Reprieve gives Barton time to find more nurses
The state under Gov. Arnold Schwarzenegger’s orders will give Barton Memorial Hospital a three-year reprieve from accelerated nurse-to-patient regulations.
As of last January, the state Department of Health Services required hospitals have licensed nurses care for no more than six patients in medical-surgical units – Barton’s busiest department.
By next January, the ratio would have been set where only five patients could be cared for by one nurse. The mandate gives hospitals until 2008 to implement the new ratios. The orders have been identified as leading to the closure of 11 hospitals around the state, the Association of California Nurse Leaders has reported.
In emergency rooms, the level of care is four patients for one nurse.
Hospital administrations have breathed a sigh of relief over the delay, while nursing advocates denounce relaxed rules after the state took four years to study sufficient levels.
The mandate was signed into law by then Gov. Gray Davis in 1999.
To implement the new rules, Barton was forced to shut down the intensive care unit for an unprecedented 60 days this year because it failed to have adequate staffing. Before the mandate, the closure would be considered rare, Barton Director of Hospital Operations Kathy Cocking said.
“When you’re the only game in town, patients have to wait until there’s a bed available,” she said, citing a growing number of transfers from Barton.
For that, Barton looks east not west. California hospitals are already saddled with implementing their own ratios. In Nevada, Barton has sent a steady number of patients to Carson Tahoe Hospital, Washoe Medical Center and St. Mary’s – depending on insurance provided.
And in the history of the hospital, administration has never called on so many traveling fill-in nurses to help with the demand.
Barton may save about $400,000 from the three-year delay.
Barton has scrambled to hire enough nurses to handle the demand and rules, with the South Shore facility teaming up with Lake Tahoe Community College and Sierra College to run a Web-based pilot program that trains future RNs.
Amid a severe nursing shortage, Nevada has the worst nurse-to-patient ratio, with 520 practitioners treating 100,000 patients.
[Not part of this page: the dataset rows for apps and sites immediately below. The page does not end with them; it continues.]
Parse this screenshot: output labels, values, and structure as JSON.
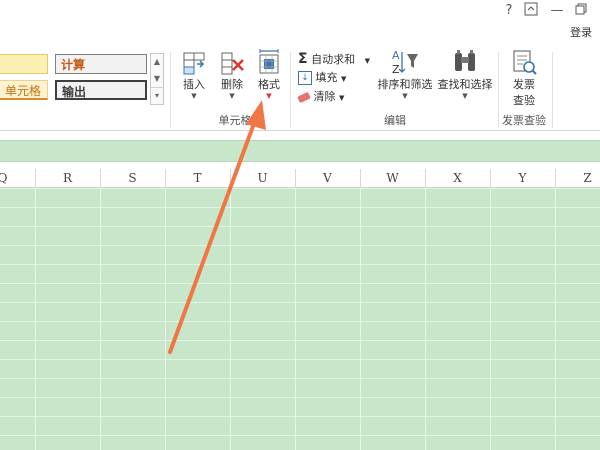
{
  "window": {
    "help_icon": "?",
    "ribbon_display_icon": "ribbon-display-options-icon",
    "minimize_icon": "—",
    "restore_icon": "restore-icon",
    "login_label": "登录"
  },
  "ribbon": {
    "styles": {
      "left_top": "",
      "left_bottom": "单元格",
      "calc": "计算",
      "output": "输出"
    },
    "cells_group": {
      "insert": "插入",
      "delete": "删除",
      "format": "格式",
      "label": "单元格"
    },
    "editing_group": {
      "autosum": "自动求和",
      "fill": "填充",
      "clear": "清除",
      "sort_filter": "排序和筛选",
      "find_select": "查找和选择",
      "label": "编辑"
    },
    "invoice_group": {
      "check_line1": "发票",
      "check_line2": "查验",
      "label": "发票查验"
    }
  },
  "sheet": {
    "columns": [
      "Q",
      "R",
      "S",
      "T",
      "U",
      "V",
      "W",
      "X",
      "Y",
      "Z"
    ],
    "fill_color": "#c8e6c9"
  },
  "colors": {
    "arrow": "#f07745",
    "accent_orange": "#c65911"
  }
}
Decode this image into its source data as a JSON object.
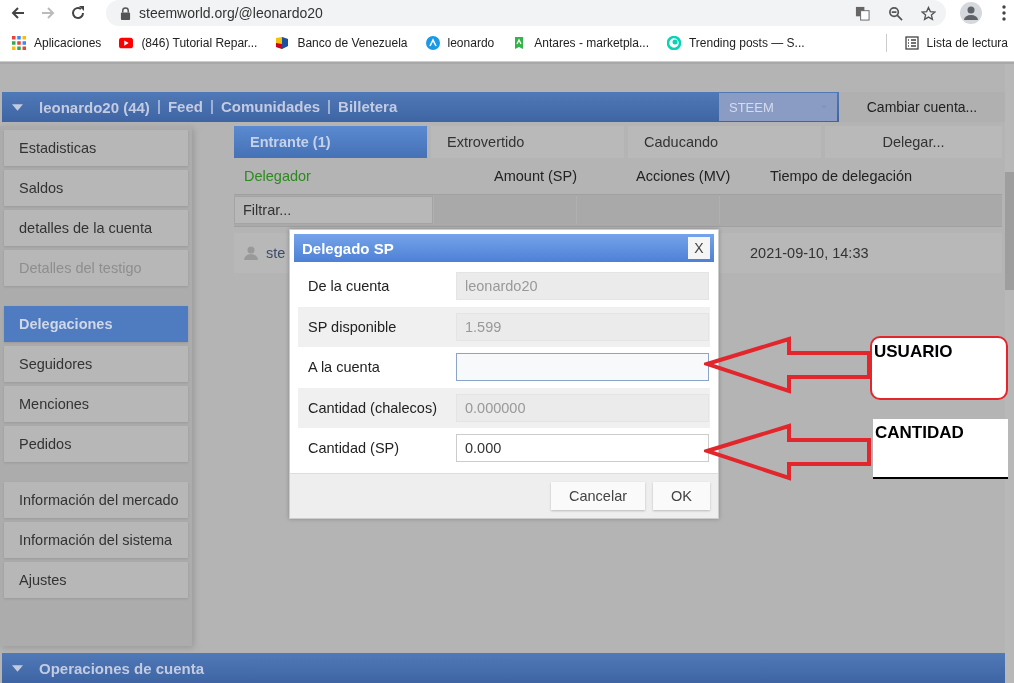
{
  "browser": {
    "url": "steemworld.org/@leonardo20",
    "bookmarks": [
      {
        "label": "Aplicaciones",
        "kind": "apps"
      },
      {
        "label": "(846) Tutorial Repar...",
        "kind": "video"
      },
      {
        "label": "Banco de Venezuela",
        "kind": "flag"
      },
      {
        "label": "leonardo",
        "kind": "circle"
      },
      {
        "label": "Antares - marketpla...",
        "kind": "badge"
      },
      {
        "label": "Trending posts — S...",
        "kind": "swirl"
      }
    ],
    "reading_list": "Lista de lectura"
  },
  "top_bar": {
    "nav": [
      "leonardo20 (44)",
      "Feed",
      "Comunidades",
      "Billetera"
    ],
    "currency": "STEEM",
    "switch_button": "Cambiar cuenta..."
  },
  "sidebar": {
    "groups": [
      [
        {
          "label": "Estadisticas",
          "selected": false,
          "disabled": false
        },
        {
          "label": "Saldos",
          "selected": false,
          "disabled": false
        },
        {
          "label": "detalles de la cuenta",
          "selected": false,
          "disabled": false
        },
        {
          "label": "Detalles del testigo",
          "selected": false,
          "disabled": true
        }
      ],
      [
        {
          "label": "Delegaciones",
          "selected": true,
          "disabled": false
        },
        {
          "label": "Seguidores",
          "selected": false,
          "disabled": false
        },
        {
          "label": "Menciones",
          "selected": false,
          "disabled": false
        },
        {
          "label": "Pedidos",
          "selected": false,
          "disabled": false
        }
      ],
      [
        {
          "label": "Información del mercado",
          "selected": false,
          "disabled": false
        },
        {
          "label": "Información del sistema",
          "selected": false,
          "disabled": false
        },
        {
          "label": "Ajustes",
          "selected": false,
          "disabled": false
        }
      ]
    ]
  },
  "tabs": [
    {
      "label": "Entrante (1)",
      "selected": true
    },
    {
      "label": "Extrovertido",
      "selected": false
    },
    {
      "label": "Caducando",
      "selected": false
    },
    {
      "label": "Delegar...",
      "selected": false
    }
  ],
  "table": {
    "columns": [
      {
        "label": "Delegador",
        "sorted": true
      },
      {
        "label": "Amount (SP)",
        "sorted": false
      },
      {
        "label": "Acciones (MV)",
        "sorted": false
      },
      {
        "label": "Tiempo de delegación",
        "sorted": false
      }
    ],
    "filter_placeholder": "Filtrar...",
    "rows": [
      {
        "delegator": "ste",
        "time": "2021-09-10, 14:33"
      }
    ]
  },
  "dialog": {
    "title": "Delegado SP",
    "close": "X",
    "fields": [
      {
        "label": "De la cuenta",
        "value": "leonardo20",
        "disabled": true,
        "focused": false
      },
      {
        "label": "SP disponible",
        "value": "1.599",
        "disabled": true,
        "focused": false
      },
      {
        "label": "A la cuenta",
        "disabled": false,
        "focused": true
      },
      {
        "label": "Cantidad (chalecos)",
        "value": "0.000000",
        "disabled": true,
        "focused": false
      },
      {
        "label": "Cantidad (SP)",
        "value": "0.000",
        "disabled": false,
        "focused": false
      }
    ],
    "buttons": [
      "Cancelar",
      "OK"
    ]
  },
  "annotations": [
    {
      "label": "USUARIO"
    },
    {
      "label": "CANTIDAD"
    }
  ],
  "bottom_section": "Operaciones de cuenta"
}
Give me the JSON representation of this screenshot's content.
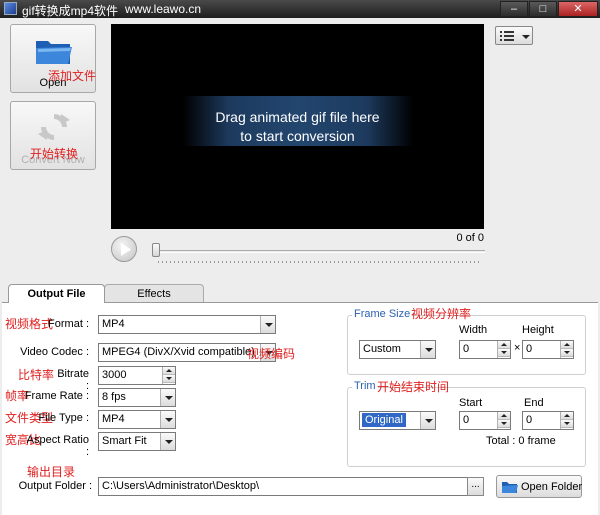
{
  "window": {
    "title": "gif转换成mp4软件",
    "site": "www.leawo.cn",
    "minimize": "–",
    "maximize": "□",
    "close": "✕"
  },
  "toolbar": {
    "open_label": "Open",
    "open_cn": "添加文件",
    "convert_label": "Convert Now",
    "convert_cn": "开始转换"
  },
  "preview": {
    "message_line1": "Drag animated gif file here",
    "message_line2": "to start conversion",
    "counter": "0 of 0"
  },
  "tabs": [
    {
      "label": "Output File",
      "active": true
    },
    {
      "label": "Effects",
      "active": false
    }
  ],
  "output": {
    "format": {
      "label": "Format :",
      "cn": "视频格式",
      "value": "MP4"
    },
    "video_codec": {
      "label": "Video Codec :",
      "cn": "视频编码",
      "value": "MPEG4 (DivX/Xvid compatible)"
    },
    "bitrate": {
      "label": "Bitrate :",
      "cn": "比特率",
      "value": "3000"
    },
    "frame_rate": {
      "label": "Frame Rate :",
      "cn": "帧率",
      "value": "8 fps"
    },
    "file_type": {
      "label": "File Type :",
      "cn": "文件类型",
      "value": "MP4"
    },
    "aspect_ratio": {
      "label": "Aspect Ratio :",
      "cn": "宽高比",
      "value": "Smart Fit"
    },
    "folder": {
      "label": "Output Folder :",
      "cn": "输出目录",
      "value": "C:\\Users\\Administrator\\Desktop\\",
      "browse": "...",
      "open_label": "Open Folder"
    }
  },
  "frame_size": {
    "title": "Frame Size",
    "cn": "视频分辨率",
    "preset": "Custom",
    "width_label": "Width",
    "height_label": "Height",
    "width": "0",
    "height": "0",
    "times": "×"
  },
  "trim": {
    "title": "Trim",
    "cn": "开始结束时间",
    "mode": "Original",
    "start_label": "Start",
    "end_label": "End",
    "start": "0",
    "end": "0",
    "total": "Total : 0 frame"
  },
  "colors": {
    "accent": "#2e62b0",
    "annotation": "#e02020",
    "selection": "#3168c5"
  }
}
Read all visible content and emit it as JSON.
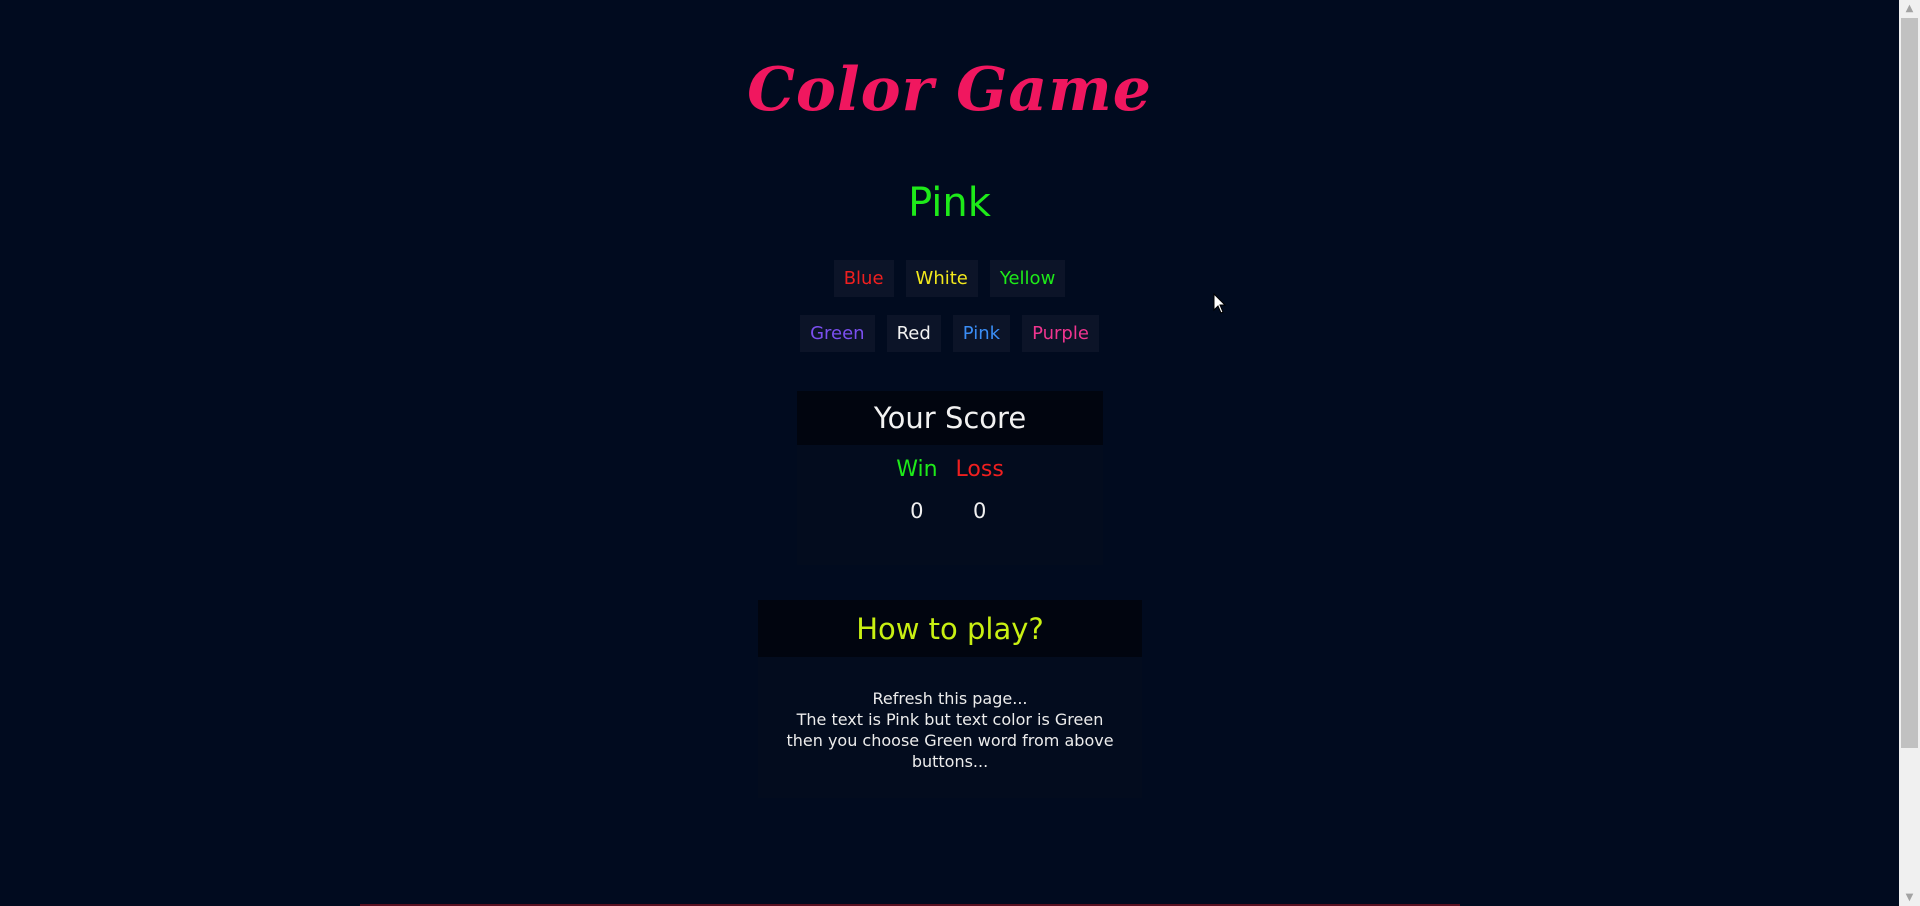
{
  "game": {
    "title": "Color Game",
    "target_word": "Pink",
    "target_color": "#1eea19",
    "buttons_row1": [
      {
        "label": "Blue",
        "color": "#f01f1f"
      },
      {
        "label": "White",
        "color": "#f2e81c"
      },
      {
        "label": "Yellow",
        "color": "#1eea19"
      }
    ],
    "buttons_row2": [
      {
        "label": "Green",
        "color": "#7b4ff0"
      },
      {
        "label": "Red",
        "color": "#f2f2f2"
      },
      {
        "label": "Pink",
        "color": "#3a8df5"
      },
      {
        "label": "Purple",
        "color": "#f0358f"
      }
    ]
  },
  "score": {
    "heading": "Your Score",
    "win_label": "Win",
    "loss_label": "Loss",
    "win_value": "0",
    "loss_value": "0",
    "win_color": "#1eea19",
    "loss_color": "#f01f1f"
  },
  "howto": {
    "heading": "How to play?",
    "line1": "Refresh this page...",
    "line2": "The text is Pink but text color is Green",
    "line3": "then you choose Green word from above",
    "line4": "buttons..."
  },
  "icons": {
    "cursor": "arrow-cursor-icon",
    "scroll_up": "scroll-up-arrow-icon",
    "scroll_down": "scroll-down-arrow-icon"
  }
}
California comes in second.
Barton is flanked by both states, expecting many of its nurses to retire in the next five to 10 years. The average age among Barton RNs is 48.
The Federal Health Resources and Services Agency has projected by 2010 that California will need more than 42,000 additional nurses to meet the demand.
Cocking, a registered nurse herself, said she’s split on her opinion of the rules.
“I agree with fewer patients per nurse. I think the theory is a good one. But the timing is ridiculous. It’s so silly to have this mandate when we have a nursing shortage,” she said.
But there’s no time like the present when it comes to patient health, the California Nurses Association contends in condemning the governor’s decision last week.
“We don’t advocate traveling nurses as the preferred alternative, but they’re better than no nurses,” CNA spokesman Charles Idelson said, adding national studies have shown safe RN staffing saves lives. “A lot of hard work went into these requirements.”
CNA President Deborah Burger said suspending the major provisions “puts tens of thousands of Californians at risk.”
Emergency rooms in particular are expected to be undermined by the delay, CNA states. The association predicts patients will have longer waits.
CNA plans to stage a protest at the Capitol on Dec. 1.
– Susan Wood can be reached at (530) 542-8009 or via e-mail at firstname.lastname@example.org